◆ **RECORD EXCERPTS**:
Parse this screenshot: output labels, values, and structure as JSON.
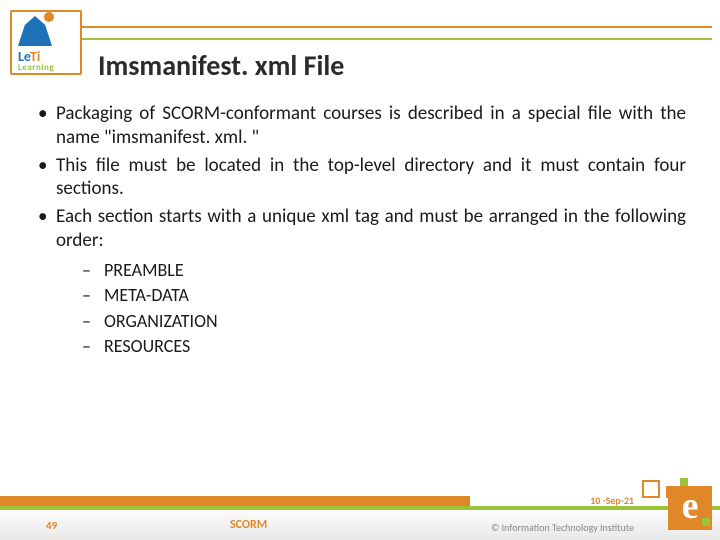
{
  "logo": {
    "brand_e": "Le",
    "brand_ti": "Ti",
    "brand_sub": "Learning"
  },
  "title": "Imsmanifest. xml File",
  "bullets": [
    "Packaging of SCORM-conformant courses is described in a special file with the name \"imsmanifest. xml. \"",
    "This file must be located in the top-level directory and it must contain four sections.",
    "Each section starts with a unique xml tag and must be arranged in the following order:"
  ],
  "sub_bullets": [
    "PREAMBLE",
    "META-DATA",
    "ORGANIZATION",
    "RESOURCES"
  ],
  "footer": {
    "slide_number": "49",
    "center": "SCORM",
    "date": "10 -Sep-21",
    "copyright": "© Information Technology Institute"
  },
  "br_logo_letter": "e"
}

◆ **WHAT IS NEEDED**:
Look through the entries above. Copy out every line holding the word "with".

◆ **OUTPUT FOR THIS EXERCISE**:
    "Packaging of SCORM-conformant courses is described in a special file with the name \"imsmanifest. xml. \"",
    "Each section starts with a unique xml tag and must be arranged in the following order:"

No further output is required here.